It could be said that the Coen Brothers are perhaps two of the most visually entertaining philosophers who ever lived. Their movies are existential to the core, but they utilize characterizations that seem to be simultaneously realistic and caricature. I’ve adored almost every one of their films, and while movies like THE BIG LEBOWSKI, BLOOD SIMPLE and BARTON FINK will always hold very special places in my heart, I was not prepared for how completely blown away I would be by INSIDE LLEWYN DAVIS. From the onset I was interested in the film as I’ve been fascinated by the early 60’s Greenwich Village folk scene for many many years (a fascination with Bob Dylan in my early 20’s sparked a digressive interest in the movement, as I was in the heart of being a singer/songwriter myself). The film, utilizing the visual palette of Dylan’s “Freewheelin” in brilliant execution, does much more than present that history though. It tells us the story that so many artists can, unfortunately, relate. Passion is not enough. In the pursuit of art, your honesty, your talent, your message and even your hard work is all still accessory to the will of the fates. Where so many films are about the rewards of artistic passion and struggle, INSIDE is about the failure that so many experience in spite of themselves. The film is dour, yet sublime. Harsh, yet transcendent. Of all the movies I watched in 2013, INSIDE LLEWYN DAVIS spoke mountains above to me. It spoke to the struggling artist in me. The nagging understanding that success is just as much about “right place, right time” as it is about talent and hard work. It is, I believe, the Coen’s most personal film and a brilliant reflection on the existential nature of success. Oh, and it’s also hilarious, entertaining and has one of the best soundtracks I’ve ever heard. Let’s hope it inspires a new generation to seek out the amazing music of real folk artists like Phil Ochs, Judy Collins, Peter, Paul and Mary, Pete Seeger and, of course, Bob Dylan.

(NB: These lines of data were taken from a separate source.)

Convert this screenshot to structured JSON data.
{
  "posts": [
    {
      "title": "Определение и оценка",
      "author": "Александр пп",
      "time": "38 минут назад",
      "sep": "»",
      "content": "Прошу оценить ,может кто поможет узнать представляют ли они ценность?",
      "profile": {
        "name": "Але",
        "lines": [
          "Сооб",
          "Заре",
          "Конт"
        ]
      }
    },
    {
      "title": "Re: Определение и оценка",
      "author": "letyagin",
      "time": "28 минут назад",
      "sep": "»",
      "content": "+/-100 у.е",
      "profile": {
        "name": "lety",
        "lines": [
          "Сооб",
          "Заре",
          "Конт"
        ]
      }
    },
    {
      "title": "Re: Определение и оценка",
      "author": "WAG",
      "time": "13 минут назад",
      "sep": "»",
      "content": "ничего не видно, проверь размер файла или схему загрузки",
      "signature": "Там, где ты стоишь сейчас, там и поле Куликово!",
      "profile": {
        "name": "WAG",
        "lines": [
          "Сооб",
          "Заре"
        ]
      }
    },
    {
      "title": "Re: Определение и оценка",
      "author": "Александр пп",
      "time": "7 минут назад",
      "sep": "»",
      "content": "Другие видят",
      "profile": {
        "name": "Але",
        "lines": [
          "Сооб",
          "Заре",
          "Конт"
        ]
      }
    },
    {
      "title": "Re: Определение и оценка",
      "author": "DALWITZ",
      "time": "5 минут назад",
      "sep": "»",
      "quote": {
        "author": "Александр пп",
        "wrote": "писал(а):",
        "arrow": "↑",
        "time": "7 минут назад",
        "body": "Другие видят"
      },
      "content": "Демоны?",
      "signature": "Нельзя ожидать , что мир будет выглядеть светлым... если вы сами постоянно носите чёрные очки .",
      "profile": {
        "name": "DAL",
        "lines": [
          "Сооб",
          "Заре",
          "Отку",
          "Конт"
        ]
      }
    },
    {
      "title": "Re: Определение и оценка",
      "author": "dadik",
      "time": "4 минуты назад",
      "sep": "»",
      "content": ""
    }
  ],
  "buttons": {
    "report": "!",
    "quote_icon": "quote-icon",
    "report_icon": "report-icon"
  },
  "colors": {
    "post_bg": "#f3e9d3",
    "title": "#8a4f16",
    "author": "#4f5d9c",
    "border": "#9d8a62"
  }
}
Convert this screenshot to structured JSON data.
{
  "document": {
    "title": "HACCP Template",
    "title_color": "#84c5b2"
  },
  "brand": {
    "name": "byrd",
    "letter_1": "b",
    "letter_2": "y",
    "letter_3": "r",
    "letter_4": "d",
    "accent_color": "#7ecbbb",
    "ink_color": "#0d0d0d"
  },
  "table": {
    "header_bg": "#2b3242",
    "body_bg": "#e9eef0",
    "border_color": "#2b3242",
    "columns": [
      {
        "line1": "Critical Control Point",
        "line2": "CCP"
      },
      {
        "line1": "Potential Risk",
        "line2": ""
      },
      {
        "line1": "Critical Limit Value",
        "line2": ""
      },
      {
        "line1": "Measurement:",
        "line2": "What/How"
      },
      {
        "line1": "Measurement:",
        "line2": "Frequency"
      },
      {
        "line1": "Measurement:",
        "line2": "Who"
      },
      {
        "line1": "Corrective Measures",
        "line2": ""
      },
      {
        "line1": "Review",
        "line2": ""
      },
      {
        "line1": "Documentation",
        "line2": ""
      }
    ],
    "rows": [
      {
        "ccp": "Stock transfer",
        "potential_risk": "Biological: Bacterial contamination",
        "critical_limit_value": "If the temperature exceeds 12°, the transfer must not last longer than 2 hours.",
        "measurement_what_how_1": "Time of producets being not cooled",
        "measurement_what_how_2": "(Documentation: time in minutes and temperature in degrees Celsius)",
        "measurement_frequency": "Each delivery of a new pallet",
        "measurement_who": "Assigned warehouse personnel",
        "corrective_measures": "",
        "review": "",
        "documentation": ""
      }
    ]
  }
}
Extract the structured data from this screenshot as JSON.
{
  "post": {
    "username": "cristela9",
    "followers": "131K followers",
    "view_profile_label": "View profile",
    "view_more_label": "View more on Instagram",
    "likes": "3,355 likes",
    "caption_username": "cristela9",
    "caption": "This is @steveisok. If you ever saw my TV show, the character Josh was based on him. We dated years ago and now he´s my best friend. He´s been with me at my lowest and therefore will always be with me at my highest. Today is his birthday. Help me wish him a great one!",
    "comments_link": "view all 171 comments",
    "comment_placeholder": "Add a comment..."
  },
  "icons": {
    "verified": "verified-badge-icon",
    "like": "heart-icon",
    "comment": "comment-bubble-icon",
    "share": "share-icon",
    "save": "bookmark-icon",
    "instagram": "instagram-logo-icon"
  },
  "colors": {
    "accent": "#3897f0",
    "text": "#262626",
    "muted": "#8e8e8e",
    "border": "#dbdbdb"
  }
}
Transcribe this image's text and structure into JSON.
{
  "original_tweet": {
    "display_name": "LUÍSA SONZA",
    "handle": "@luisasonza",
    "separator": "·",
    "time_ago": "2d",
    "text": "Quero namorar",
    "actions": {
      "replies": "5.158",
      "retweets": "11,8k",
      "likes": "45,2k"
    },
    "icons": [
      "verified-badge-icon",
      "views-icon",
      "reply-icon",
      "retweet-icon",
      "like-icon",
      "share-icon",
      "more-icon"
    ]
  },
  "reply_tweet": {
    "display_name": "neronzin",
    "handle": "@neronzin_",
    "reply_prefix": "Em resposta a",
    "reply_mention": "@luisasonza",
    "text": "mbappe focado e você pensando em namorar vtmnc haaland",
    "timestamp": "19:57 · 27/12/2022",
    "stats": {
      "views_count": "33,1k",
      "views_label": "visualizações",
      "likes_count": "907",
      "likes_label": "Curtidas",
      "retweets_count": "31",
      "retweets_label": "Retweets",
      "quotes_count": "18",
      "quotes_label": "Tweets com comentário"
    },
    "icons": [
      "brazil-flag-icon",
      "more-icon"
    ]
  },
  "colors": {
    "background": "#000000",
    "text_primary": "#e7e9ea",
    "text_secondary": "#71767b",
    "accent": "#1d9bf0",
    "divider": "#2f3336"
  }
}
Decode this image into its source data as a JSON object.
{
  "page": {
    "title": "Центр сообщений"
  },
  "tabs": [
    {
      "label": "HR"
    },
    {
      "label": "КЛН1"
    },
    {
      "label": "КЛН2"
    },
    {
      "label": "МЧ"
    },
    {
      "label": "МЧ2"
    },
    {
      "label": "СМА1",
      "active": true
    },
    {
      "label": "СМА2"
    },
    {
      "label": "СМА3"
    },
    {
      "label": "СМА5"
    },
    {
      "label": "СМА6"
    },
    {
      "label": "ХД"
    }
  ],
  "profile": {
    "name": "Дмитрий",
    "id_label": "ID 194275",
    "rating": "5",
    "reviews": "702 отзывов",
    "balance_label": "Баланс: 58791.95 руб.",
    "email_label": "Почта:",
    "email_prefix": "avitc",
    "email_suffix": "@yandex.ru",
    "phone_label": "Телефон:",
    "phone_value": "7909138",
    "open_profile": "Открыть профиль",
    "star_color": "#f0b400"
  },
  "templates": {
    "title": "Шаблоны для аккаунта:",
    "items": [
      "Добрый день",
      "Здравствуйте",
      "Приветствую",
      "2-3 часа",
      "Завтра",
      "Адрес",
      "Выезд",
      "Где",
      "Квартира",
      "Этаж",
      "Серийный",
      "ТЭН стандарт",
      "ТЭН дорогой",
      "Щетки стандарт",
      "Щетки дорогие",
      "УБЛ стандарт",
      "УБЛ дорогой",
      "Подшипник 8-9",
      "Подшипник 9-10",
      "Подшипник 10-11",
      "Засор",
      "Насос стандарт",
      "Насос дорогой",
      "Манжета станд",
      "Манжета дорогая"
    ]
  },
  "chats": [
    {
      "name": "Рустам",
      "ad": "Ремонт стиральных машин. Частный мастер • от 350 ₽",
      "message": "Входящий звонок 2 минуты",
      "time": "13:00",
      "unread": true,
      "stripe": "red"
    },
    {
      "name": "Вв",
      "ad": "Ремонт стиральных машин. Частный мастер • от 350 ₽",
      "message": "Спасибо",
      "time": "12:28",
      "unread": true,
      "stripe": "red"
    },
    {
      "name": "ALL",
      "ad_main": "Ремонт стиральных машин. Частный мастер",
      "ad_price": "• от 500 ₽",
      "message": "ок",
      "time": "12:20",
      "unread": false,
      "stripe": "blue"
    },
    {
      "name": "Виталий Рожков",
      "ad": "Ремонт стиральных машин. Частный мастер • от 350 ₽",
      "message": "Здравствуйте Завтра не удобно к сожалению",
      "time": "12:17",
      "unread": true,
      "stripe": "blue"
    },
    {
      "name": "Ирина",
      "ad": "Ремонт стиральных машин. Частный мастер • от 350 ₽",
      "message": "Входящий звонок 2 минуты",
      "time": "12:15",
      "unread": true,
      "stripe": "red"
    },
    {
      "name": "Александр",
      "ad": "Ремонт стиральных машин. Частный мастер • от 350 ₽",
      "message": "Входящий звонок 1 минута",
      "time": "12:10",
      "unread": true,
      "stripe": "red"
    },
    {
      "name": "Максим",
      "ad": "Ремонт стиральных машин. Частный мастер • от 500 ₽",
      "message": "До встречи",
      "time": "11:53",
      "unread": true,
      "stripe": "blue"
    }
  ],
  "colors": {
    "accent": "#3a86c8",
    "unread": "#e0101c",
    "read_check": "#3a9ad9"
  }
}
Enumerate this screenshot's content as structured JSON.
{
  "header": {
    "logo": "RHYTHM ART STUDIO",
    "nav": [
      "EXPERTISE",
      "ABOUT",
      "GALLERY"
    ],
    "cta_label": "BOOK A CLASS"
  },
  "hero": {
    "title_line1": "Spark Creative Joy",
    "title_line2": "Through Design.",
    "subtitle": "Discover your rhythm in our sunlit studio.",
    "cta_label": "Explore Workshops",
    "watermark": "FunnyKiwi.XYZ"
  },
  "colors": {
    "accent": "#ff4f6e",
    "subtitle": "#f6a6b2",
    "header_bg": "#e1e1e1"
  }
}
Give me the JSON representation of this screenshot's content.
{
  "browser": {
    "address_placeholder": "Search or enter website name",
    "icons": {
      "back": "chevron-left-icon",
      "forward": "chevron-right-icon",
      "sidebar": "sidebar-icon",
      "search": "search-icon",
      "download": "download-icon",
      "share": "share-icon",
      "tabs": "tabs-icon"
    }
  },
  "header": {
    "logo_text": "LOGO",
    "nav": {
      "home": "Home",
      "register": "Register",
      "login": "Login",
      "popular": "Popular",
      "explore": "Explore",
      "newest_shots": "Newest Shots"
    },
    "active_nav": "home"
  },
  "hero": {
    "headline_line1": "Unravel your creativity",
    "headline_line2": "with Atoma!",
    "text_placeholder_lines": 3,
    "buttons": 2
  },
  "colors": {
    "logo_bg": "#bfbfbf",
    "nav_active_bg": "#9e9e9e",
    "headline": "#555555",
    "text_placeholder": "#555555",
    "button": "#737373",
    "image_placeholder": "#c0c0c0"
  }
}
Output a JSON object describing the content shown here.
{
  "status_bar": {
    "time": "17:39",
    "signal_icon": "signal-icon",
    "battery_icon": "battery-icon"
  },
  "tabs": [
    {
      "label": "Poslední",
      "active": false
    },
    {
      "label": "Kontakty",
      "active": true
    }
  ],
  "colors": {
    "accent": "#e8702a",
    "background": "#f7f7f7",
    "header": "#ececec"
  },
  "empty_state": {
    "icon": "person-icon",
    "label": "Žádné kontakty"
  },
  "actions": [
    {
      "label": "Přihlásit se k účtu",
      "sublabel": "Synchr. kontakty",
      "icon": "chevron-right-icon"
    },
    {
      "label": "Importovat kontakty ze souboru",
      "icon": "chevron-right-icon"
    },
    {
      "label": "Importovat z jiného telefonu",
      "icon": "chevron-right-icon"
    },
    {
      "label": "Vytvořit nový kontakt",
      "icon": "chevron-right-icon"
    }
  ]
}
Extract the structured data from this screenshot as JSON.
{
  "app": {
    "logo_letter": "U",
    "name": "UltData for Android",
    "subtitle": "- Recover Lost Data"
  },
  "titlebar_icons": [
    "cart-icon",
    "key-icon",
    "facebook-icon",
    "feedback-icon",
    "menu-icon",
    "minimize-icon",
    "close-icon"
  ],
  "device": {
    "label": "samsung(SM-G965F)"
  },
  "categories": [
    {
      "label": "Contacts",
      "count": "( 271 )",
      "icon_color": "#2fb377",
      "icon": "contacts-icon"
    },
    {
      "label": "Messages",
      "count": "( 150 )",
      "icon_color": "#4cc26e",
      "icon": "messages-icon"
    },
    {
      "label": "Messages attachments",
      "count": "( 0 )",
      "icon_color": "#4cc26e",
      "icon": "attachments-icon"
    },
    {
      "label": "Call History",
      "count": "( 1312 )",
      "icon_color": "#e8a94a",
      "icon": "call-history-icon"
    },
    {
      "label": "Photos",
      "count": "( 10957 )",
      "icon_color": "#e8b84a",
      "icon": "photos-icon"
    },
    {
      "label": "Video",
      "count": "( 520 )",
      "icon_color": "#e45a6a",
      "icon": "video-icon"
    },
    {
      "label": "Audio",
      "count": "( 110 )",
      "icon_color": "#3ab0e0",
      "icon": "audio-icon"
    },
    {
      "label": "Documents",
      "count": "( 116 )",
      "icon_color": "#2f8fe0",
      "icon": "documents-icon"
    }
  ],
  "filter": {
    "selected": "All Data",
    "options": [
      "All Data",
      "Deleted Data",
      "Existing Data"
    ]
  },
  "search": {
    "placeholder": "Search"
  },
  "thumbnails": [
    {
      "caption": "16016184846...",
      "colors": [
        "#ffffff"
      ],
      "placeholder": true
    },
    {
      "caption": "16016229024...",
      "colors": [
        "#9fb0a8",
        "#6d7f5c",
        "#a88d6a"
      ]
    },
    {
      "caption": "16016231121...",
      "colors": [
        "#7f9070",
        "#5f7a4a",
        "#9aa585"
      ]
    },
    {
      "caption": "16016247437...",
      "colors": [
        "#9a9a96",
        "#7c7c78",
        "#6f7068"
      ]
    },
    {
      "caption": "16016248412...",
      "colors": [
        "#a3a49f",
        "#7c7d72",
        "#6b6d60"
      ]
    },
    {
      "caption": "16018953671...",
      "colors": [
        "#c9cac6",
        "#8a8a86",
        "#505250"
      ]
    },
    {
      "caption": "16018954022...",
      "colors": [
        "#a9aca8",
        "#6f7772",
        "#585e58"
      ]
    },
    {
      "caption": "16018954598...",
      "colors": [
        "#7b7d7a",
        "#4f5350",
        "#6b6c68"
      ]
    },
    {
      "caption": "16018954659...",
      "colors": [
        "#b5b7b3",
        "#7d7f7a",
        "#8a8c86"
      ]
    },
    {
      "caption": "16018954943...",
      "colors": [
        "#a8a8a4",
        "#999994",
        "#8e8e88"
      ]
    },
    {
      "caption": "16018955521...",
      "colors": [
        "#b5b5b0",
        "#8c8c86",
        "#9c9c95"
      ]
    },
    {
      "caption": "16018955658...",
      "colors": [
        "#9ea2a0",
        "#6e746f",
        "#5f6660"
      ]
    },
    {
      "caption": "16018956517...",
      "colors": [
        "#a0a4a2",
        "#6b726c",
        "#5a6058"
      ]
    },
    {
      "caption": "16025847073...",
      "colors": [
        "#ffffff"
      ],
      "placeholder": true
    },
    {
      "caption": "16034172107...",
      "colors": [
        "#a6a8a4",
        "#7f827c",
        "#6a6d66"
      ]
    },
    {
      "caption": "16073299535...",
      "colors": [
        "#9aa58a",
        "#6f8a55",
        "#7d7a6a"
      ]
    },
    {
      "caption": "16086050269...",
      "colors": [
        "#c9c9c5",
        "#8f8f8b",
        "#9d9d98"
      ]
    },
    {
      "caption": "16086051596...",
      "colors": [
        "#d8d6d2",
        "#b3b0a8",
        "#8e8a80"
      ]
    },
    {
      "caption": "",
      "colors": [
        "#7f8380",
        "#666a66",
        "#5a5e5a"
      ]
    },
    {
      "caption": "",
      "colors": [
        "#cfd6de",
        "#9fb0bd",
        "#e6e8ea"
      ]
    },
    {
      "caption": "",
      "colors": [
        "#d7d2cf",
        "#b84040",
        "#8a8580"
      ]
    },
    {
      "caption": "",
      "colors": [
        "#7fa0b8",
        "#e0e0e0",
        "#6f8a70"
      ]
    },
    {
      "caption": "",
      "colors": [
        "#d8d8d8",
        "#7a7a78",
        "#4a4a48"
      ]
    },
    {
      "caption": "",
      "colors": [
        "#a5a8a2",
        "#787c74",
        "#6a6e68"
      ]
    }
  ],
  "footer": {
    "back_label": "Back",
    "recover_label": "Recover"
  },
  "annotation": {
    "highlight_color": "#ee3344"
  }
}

26. To The Wonder
27. You Ain’t Seen Nothin’ Yet
28. Frances Ha
29. 20 Feet From Stardom
30. Dallas Buyer’s Club
31. The World’s End
32. All Is Lost
33. Fruitvale Station
34. Drug War
35. Captain Phillips
36. Enough Said
37. The Conjuring
38. Man of Steel
41. Room 237
43. The Place Behind the Pines
44. Spring Breakers
45. This Is the End
46. I’m So Excited
49. Escape From Tomorrow
50. Pacific Rim